• _Data shown_
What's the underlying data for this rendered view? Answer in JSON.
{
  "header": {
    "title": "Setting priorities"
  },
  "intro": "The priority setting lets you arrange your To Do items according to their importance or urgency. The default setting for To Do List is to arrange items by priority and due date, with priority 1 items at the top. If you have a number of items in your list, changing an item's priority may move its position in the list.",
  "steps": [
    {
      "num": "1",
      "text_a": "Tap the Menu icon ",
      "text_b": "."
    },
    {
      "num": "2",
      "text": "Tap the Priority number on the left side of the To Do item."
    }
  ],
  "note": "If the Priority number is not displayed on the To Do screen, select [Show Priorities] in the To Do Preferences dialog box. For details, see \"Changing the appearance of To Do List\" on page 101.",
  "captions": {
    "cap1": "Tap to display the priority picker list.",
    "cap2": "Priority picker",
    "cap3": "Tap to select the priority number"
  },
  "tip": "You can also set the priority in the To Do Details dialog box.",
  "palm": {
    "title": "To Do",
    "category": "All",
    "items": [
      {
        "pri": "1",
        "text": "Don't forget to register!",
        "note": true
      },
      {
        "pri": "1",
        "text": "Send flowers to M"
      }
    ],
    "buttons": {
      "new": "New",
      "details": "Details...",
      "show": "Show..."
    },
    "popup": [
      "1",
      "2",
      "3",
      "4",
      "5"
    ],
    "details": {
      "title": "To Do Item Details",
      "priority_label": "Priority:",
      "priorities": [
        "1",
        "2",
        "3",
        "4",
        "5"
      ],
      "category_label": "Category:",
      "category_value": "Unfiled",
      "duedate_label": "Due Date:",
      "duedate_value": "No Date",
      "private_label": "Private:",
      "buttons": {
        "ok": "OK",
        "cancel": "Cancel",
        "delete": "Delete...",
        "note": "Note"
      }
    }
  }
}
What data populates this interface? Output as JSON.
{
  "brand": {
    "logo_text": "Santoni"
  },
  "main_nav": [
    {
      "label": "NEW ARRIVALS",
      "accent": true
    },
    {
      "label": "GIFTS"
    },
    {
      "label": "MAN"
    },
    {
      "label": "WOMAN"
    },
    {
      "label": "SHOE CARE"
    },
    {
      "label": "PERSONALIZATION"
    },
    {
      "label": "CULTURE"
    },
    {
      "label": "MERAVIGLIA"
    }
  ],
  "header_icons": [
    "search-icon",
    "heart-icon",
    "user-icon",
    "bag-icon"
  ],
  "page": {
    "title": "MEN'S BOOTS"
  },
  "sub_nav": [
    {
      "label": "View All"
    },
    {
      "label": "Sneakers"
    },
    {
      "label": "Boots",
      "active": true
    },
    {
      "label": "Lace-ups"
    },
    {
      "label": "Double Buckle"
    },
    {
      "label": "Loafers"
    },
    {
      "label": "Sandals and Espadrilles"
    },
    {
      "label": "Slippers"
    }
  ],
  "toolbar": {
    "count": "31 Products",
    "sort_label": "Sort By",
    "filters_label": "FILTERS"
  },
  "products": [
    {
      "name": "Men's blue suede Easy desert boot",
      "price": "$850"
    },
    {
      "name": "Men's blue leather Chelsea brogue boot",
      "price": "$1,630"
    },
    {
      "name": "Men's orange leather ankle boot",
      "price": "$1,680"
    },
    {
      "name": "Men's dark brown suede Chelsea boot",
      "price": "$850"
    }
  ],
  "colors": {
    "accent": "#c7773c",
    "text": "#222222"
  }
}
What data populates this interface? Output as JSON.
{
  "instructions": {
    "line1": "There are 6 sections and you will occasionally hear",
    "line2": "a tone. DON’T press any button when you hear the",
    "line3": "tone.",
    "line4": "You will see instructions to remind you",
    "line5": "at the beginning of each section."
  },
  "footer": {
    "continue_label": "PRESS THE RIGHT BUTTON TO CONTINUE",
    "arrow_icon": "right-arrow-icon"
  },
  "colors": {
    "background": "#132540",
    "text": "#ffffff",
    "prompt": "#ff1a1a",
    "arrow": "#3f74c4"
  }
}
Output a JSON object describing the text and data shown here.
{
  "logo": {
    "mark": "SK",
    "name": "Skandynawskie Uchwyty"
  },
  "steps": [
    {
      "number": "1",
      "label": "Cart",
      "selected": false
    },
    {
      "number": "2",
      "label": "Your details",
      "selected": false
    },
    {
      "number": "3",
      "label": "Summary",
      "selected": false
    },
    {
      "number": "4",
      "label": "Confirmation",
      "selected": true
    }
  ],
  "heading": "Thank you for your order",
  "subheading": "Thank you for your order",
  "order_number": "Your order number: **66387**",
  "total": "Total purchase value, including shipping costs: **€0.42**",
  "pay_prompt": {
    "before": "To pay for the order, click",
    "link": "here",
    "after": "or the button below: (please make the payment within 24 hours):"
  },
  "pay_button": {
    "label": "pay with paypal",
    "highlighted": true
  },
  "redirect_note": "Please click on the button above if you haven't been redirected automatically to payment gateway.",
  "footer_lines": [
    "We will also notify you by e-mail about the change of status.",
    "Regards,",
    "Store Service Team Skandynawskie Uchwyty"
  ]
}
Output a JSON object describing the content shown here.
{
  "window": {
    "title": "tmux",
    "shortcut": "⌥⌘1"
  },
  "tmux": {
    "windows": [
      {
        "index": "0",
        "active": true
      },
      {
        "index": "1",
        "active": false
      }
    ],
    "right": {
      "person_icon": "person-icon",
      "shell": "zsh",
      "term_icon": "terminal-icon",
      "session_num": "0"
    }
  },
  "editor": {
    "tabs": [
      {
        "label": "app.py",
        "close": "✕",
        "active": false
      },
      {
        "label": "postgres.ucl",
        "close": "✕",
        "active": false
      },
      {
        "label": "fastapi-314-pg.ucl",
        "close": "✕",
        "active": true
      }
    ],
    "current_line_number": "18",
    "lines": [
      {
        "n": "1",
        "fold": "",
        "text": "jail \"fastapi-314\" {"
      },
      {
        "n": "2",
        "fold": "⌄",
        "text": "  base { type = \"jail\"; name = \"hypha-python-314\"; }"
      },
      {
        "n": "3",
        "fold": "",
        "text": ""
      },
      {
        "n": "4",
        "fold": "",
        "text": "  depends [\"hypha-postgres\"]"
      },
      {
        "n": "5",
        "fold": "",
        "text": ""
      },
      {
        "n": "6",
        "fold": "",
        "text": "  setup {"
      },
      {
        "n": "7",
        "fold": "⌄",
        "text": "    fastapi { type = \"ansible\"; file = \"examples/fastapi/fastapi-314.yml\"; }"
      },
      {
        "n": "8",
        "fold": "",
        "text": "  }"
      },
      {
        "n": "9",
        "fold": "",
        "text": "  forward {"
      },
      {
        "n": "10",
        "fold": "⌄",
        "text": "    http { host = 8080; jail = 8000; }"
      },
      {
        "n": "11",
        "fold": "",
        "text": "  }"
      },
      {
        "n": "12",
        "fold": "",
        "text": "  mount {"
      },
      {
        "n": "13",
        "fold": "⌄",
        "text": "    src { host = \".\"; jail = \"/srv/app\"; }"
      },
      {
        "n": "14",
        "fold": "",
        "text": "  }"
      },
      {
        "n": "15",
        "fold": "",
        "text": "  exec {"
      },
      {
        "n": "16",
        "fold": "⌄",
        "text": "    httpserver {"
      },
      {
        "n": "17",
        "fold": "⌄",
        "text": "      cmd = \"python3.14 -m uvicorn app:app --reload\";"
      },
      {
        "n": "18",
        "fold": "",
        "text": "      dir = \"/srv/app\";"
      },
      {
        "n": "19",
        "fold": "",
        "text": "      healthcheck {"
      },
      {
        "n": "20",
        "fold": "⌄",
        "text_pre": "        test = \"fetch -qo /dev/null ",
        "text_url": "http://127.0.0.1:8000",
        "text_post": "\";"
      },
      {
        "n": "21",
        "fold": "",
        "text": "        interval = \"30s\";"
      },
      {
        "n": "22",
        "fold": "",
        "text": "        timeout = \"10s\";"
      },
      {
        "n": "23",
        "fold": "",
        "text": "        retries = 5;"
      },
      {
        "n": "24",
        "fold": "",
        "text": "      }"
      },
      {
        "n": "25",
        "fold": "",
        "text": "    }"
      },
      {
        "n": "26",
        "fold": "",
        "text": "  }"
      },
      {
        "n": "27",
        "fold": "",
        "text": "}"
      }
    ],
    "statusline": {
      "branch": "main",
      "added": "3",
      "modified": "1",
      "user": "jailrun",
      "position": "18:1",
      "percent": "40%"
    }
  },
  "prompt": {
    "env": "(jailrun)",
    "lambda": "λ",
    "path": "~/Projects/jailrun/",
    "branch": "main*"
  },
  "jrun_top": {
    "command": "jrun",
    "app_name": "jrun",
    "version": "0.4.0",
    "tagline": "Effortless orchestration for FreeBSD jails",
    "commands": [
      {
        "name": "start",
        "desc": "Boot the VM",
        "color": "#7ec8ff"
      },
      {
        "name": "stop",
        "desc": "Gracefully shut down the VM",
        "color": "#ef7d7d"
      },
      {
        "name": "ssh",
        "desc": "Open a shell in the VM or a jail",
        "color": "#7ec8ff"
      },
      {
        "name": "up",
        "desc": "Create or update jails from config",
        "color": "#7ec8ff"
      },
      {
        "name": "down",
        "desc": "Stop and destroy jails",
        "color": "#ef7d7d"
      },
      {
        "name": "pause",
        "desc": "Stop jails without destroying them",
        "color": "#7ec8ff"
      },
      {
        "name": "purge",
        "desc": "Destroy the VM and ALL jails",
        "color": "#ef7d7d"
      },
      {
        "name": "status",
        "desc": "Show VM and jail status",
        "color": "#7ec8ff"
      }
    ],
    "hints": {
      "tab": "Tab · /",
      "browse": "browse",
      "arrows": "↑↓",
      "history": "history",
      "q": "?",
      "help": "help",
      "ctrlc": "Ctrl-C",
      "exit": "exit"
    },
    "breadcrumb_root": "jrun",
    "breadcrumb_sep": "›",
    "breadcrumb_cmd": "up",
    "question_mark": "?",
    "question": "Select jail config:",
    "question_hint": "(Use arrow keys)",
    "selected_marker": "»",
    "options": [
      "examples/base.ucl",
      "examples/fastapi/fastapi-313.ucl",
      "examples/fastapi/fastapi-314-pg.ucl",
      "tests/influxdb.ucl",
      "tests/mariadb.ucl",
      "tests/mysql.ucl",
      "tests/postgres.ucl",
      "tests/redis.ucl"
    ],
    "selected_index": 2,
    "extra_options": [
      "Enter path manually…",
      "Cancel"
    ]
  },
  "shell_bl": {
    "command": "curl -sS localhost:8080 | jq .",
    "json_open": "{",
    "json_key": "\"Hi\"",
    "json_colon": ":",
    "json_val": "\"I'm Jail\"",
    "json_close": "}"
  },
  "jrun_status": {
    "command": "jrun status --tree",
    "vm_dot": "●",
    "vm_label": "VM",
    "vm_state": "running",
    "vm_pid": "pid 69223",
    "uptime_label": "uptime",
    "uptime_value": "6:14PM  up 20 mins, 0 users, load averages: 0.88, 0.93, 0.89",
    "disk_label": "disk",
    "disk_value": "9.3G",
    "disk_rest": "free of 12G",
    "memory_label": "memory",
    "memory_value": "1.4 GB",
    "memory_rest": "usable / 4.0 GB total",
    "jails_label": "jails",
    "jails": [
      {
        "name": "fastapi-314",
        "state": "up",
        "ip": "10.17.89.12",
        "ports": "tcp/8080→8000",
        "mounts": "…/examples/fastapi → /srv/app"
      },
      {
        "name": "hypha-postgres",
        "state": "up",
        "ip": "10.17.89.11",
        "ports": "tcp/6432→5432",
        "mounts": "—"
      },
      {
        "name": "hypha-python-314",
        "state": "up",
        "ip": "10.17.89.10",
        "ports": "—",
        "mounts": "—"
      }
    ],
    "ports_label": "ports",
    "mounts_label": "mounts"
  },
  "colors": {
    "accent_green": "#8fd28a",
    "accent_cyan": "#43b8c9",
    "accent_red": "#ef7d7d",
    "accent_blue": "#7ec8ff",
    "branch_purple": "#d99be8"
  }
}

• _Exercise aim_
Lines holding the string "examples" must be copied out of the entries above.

• _Task output_
        "text": "    fastapi { type = \"ansible\"; file = \"examples/fastapi/fastapi-314.yml\"; }"
      "examples/base.ucl",
      "examples/fastapi/fastapi-313.ucl",
      "examples/fastapi/fastapi-314-pg.ucl",
        "mounts": "…/examples/fastapi → /srv/app"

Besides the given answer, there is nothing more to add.